The strategy is to be funded by $1.5 billion announced last week as part of the government’s climate change strategy.
The Alberta government says it is working on its own strategy on hydrogen for use in heating, transportation and electricity generation and supports the federal government’s work on a collaborative strategy.
The province’s energy minister, Sonya Savage, said in a statement that Alberta is already one of the world’s biggest producer’s of hydrogen, largely from natural gas. “Our abundant natural gas supply and experience with carbon capture and storage means we have the tools and experience to produce clean hydrogen right now and for decades to come,” she said.

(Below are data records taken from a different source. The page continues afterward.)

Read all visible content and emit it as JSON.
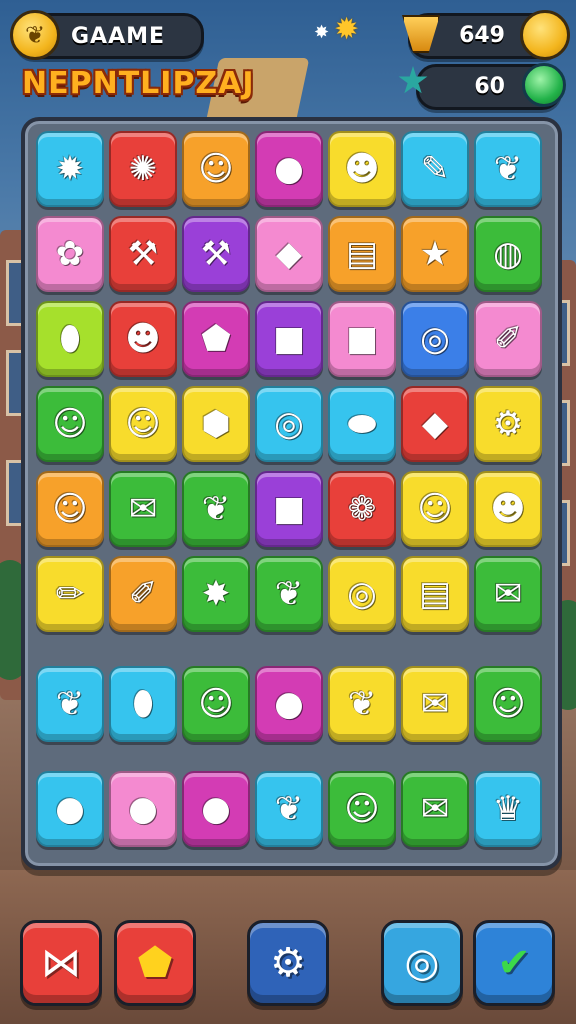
{
  "hud": {
    "title": "GAAME",
    "logo": "NEPNTLIPZAJ",
    "score_value": "649",
    "gems_value": "60"
  },
  "colors": {
    "red": "#e8403a",
    "orange": "#f7a12a",
    "yellow": "#f8dc2c",
    "lime": "#a6e02c",
    "green": "#3cbc3a",
    "cyan": "#36c4ee",
    "blue": "#3b7fe8",
    "purple": "#9a40d8",
    "pink": "#f48ad0",
    "magenta": "#d33cb4"
  },
  "board": {
    "rows": [
      [
        {
          "color": "cyan",
          "icon": "sun-icon"
        },
        {
          "color": "red",
          "icon": "starburst-icon"
        },
        {
          "color": "orange",
          "icon": "smiley-icon"
        },
        {
          "color": "magenta",
          "icon": "apple-icon"
        },
        {
          "color": "yellow",
          "icon": "blob-face-icon"
        },
        {
          "color": "cyan",
          "icon": "pen-icon"
        },
        {
          "color": "cyan",
          "icon": "leaf-icon"
        }
      ],
      [
        {
          "color": "pink",
          "icon": "blob-icon"
        },
        {
          "color": "red",
          "icon": "wrench-icon"
        },
        {
          "color": "purple",
          "icon": "wrench-icon"
        },
        {
          "color": "pink",
          "icon": "drop-icon"
        },
        {
          "color": "orange",
          "icon": "book-icon"
        },
        {
          "color": "orange",
          "icon": "star-icon"
        },
        {
          "color": "green",
          "icon": "globe-icon"
        }
      ],
      [
        {
          "color": "lime",
          "icon": "balloon-icon"
        },
        {
          "color": "red",
          "icon": "blob-face-icon"
        },
        {
          "color": "magenta",
          "icon": "gem-icon"
        },
        {
          "color": "purple",
          "icon": "square-icon"
        },
        {
          "color": "pink",
          "icon": "square-icon"
        },
        {
          "color": "blue",
          "icon": "ring-icon"
        },
        {
          "color": "pink",
          "icon": "pencil-icon"
        }
      ],
      [
        {
          "color": "green",
          "icon": "smiley-icon"
        },
        {
          "color": "yellow",
          "icon": "smiley-icon"
        },
        {
          "color": "yellow",
          "icon": "crayon-icon"
        },
        {
          "color": "cyan",
          "icon": "ring-icon"
        },
        {
          "color": "cyan",
          "icon": "lemon-icon"
        },
        {
          "color": "red",
          "icon": "diamond-icon"
        },
        {
          "color": "yellow",
          "icon": "gear-square-icon"
        }
      ],
      [
        {
          "color": "orange",
          "icon": "smiley-icon"
        },
        {
          "color": "green",
          "icon": "chat-icon"
        },
        {
          "color": "green",
          "icon": "leaf-icon"
        },
        {
          "color": "purple",
          "icon": "square-icon"
        },
        {
          "color": "red",
          "icon": "flower-icon"
        },
        {
          "color": "yellow",
          "icon": "smiley-icon"
        },
        {
          "color": "yellow",
          "icon": "blob-face-icon"
        }
      ],
      [
        {
          "color": "yellow",
          "icon": "brush-icon"
        },
        {
          "color": "orange",
          "icon": "pencil-icon"
        },
        {
          "color": "green",
          "icon": "sun-face-icon"
        },
        {
          "color": "green",
          "icon": "leaf-icon"
        },
        {
          "color": "yellow",
          "icon": "ring-icon"
        },
        {
          "color": "yellow",
          "icon": "book-icon"
        },
        {
          "color": "green",
          "icon": "chat-icon"
        }
      ],
      [
        {
          "color": "cyan",
          "icon": "leaf-icon"
        },
        {
          "color": "cyan",
          "icon": "balloon-icon"
        },
        {
          "color": "green",
          "icon": "smiley-icon"
        },
        {
          "color": "magenta",
          "icon": "apple-icon"
        },
        {
          "color": "yellow",
          "icon": "leaf-icon"
        },
        {
          "color": "yellow",
          "icon": "chat-icon"
        },
        {
          "color": "green",
          "icon": "smiley-icon"
        }
      ],
      [
        {
          "color": "cyan",
          "icon": "orb-icon"
        },
        {
          "color": "pink",
          "icon": "apple-icon"
        },
        {
          "color": "magenta",
          "icon": "apple-icon"
        },
        {
          "color": "cyan",
          "icon": "leaf-icon"
        },
        {
          "color": "green",
          "icon": "smiley-icon"
        },
        {
          "color": "green",
          "icon": "chat-icon"
        },
        {
          "color": "cyan",
          "icon": "crown-icon"
        }
      ]
    ]
  },
  "buttons": [
    {
      "name": "bow-button",
      "icon": "bow-icon",
      "color": "#e8403a"
    },
    {
      "name": "shield-button",
      "icon": "shield-icon",
      "color": "#e8403a"
    },
    {
      "name": "settings-button",
      "icon": "gear-icon",
      "color": "#2f63b8"
    },
    {
      "name": "target-button",
      "icon": "target-icon",
      "color": "#36a6e0"
    },
    {
      "name": "confirm-button",
      "icon": "check-icon",
      "color": "#2e83d8"
    }
  ]
}
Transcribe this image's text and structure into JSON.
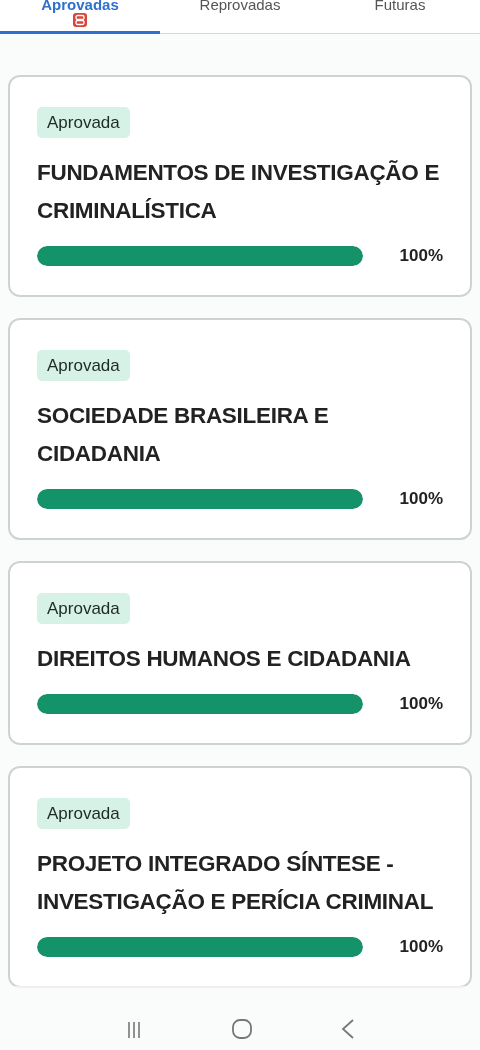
{
  "tabs": [
    {
      "label": "Aprovadas",
      "selected": true,
      "badge": true
    },
    {
      "label": "Reprovadas",
      "selected": false,
      "badge": false
    },
    {
      "label": "Futuras",
      "selected": false,
      "badge": false
    }
  ],
  "courses": [
    {
      "status": "Aprovada",
      "title": "FUNDAMENTOS DE INVESTIGAÇÃO E CRIMINALÍSTICA",
      "level": 1,
      "reading": "100%"
    },
    {
      "status": "Aprovada",
      "title": "SOCIEDADE BRASILEIRA E CIDADANIA",
      "level": 1,
      "reading": "100%"
    },
    {
      "status": "Aprovada",
      "title": "DIREITOS HUMANOS E CIDADANIA",
      "level": 1,
      "reading": "100%"
    },
    {
      "status": "Aprovada",
      "title": "PROJETO INTEGRADO SÍNTESE - INVESTIGAÇÃO E PERÍCIA CRIMINAL",
      "level": 1,
      "reading": "100%"
    }
  ]
}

Not everyone was pleased with the plan. The environmental advocacy group Environmental Defence called it a missed opportunity for Canada to become a leader in renewable hydrogen that locks the country into future fossil fuel use.
“Not only does the strategy focus on promoting fossil-derived hydrogen, but the government has also committed to more huge handouts for the oil and gas sector,” Julia Levin, the group’s climate and energy program manager, said in a statement.
The Pembina Institute, a clean energy think-tank, echoed those sentiments, saying not all hydrogen is created equal.
It says Canada should focus on processes that extract hydrogen from water using renewable energy and from natural gas as long as robust carbon capture and storage is in place.
“Further research is needed to determine the most appropriate uses for hydrogen within the suite of energy solutions available as we move toward our net-zero target,” the organization said in a news release.
Ottawa said the strategy was supported by a federal investment of $1.5 billion in a Low-carbon and Zero-emissions Fuels Fund to increase production of fuels such as hydrogen.